Key profit drivers
Income and costs influence return on investment and determine profit. Income is determined by the quantity of product and the price received per unit of product. For example, the higher the price you get for your livestock, the greater the income - but not necessarily the profit.
Successful producers aim to improve product quality (red meat) and evaluate selling options to maximise the price received or to minimise price fluctuations.
However, benchmarking studies consistently show producers have a much greater chance of improving profitability by managing the quantity of product produced and controlling their cost structures.
Factors that significantly impact on profit are called profit drivers, eg kilograms of red meat produced per hectare.
It takes less time and effort to reduce the cost of production than to influence price.
Fixed vs variable costs
Costs are either fixed (overheads) or variable (operating).
Fixed costs are incurred regardless of the number or quality of livestock run and include rates, insurance, infrastructure, loan repayments and interest etc.
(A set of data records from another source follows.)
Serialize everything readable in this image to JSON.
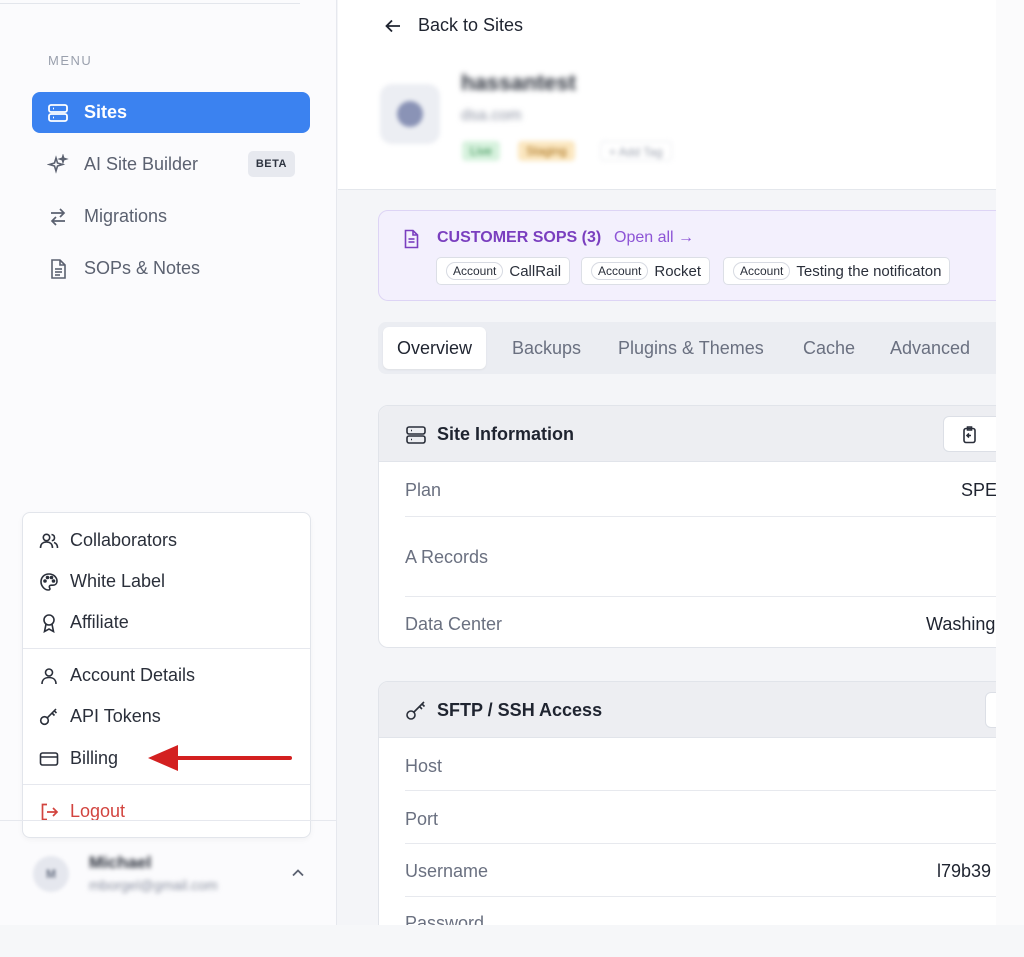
{
  "sidebar": {
    "menu_label": "MENU",
    "items": [
      {
        "label": "Sites",
        "icon": "server-icon"
      },
      {
        "label": "AI Site Builder",
        "icon": "sparkles-icon",
        "badge": "BETA"
      },
      {
        "label": "Migrations",
        "icon": "arrows-swap-icon"
      },
      {
        "label": "SOPs & Notes",
        "icon": "document-icon"
      }
    ],
    "dropdown": [
      {
        "label": "Collaborators",
        "icon": "users-icon"
      },
      {
        "label": "White Label",
        "icon": "palette-icon"
      },
      {
        "label": "Affiliate",
        "icon": "award-icon"
      },
      {
        "label": "Account Details",
        "icon": "user-icon"
      },
      {
        "label": "API Tokens",
        "icon": "key-icon"
      },
      {
        "label": "Billing",
        "icon": "credit-card-icon"
      },
      {
        "label": "Logout",
        "icon": "logout-icon"
      }
    ],
    "user": {
      "initial": "M",
      "name": "Michael",
      "email": "mborgel@gmail.com"
    }
  },
  "header": {
    "back_label": "Back to Sites",
    "site_name": "hassantest",
    "site_domain": "dsa.com",
    "tags": [
      "Live",
      "Staging",
      "+ Add Tag"
    ]
  },
  "sops": {
    "title": "CUSTOMER SOPS (3)",
    "open_all": "Open all →",
    "chip_badge": "Account",
    "chips": [
      "CallRail",
      "Rocket",
      "Testing the notificaton"
    ]
  },
  "tabs": [
    "Overview",
    "Backups",
    "Plugins & Themes",
    "Cache",
    "Advanced"
  ],
  "site_info": {
    "title": "Site Information",
    "rows": [
      {
        "label": "Plan",
        "value": "SPEI"
      },
      {
        "label": "A Records",
        "value": ""
      },
      {
        "label": "Data Center",
        "value": "Washing"
      }
    ]
  },
  "sftp": {
    "title": "SFTP / SSH Access",
    "rows": [
      {
        "label": "Host",
        "value": ""
      },
      {
        "label": "Port",
        "value": ""
      },
      {
        "label": "Username",
        "value": "l79b39"
      },
      {
        "label": "Password",
        "value": ""
      }
    ]
  },
  "colors": {
    "accent": "#3b82f0",
    "logout": "#d2443f",
    "sops_purple": "#7a3fbf",
    "arrow": "#d32020"
  }
}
Variable costs are associated with running an enterprise - they ’vary’ according to the size of the livestock enterprise or the number of stock and can include shearing, fertiliser, supplementary feeding etc.
The easiest way to reduce costs on-farm is to spread the fixed costs across as much product as possible. This is generating ‘economies of scale’.
Increasing production increases total variable costs, but fixed costs per kilogram of product should decrease and therefore the total cost of production per kilogram falls.
Marketing and risk reduction strategies (such as forward contracts, futures, reserve prices) require a solid understanding of costs of production.
Benchmarking studies show the most financially successful producers tend to do some or all of the following:
- have higher stocking rates than the district average, to generate economies of scale
- know their costs of production per kilogram of product and tend to be in the lowest 20%
- have a business management focus
- objectively assess and record pasture and animal performance (e.g. measure herbage mass, record grazing days, weight or fat scores, etc.)
- are prepared to spend a dollar to make two dollars
- run many more stock per unit of labour than the district average
- continually benchmark themselves against other similar producers to keep in front.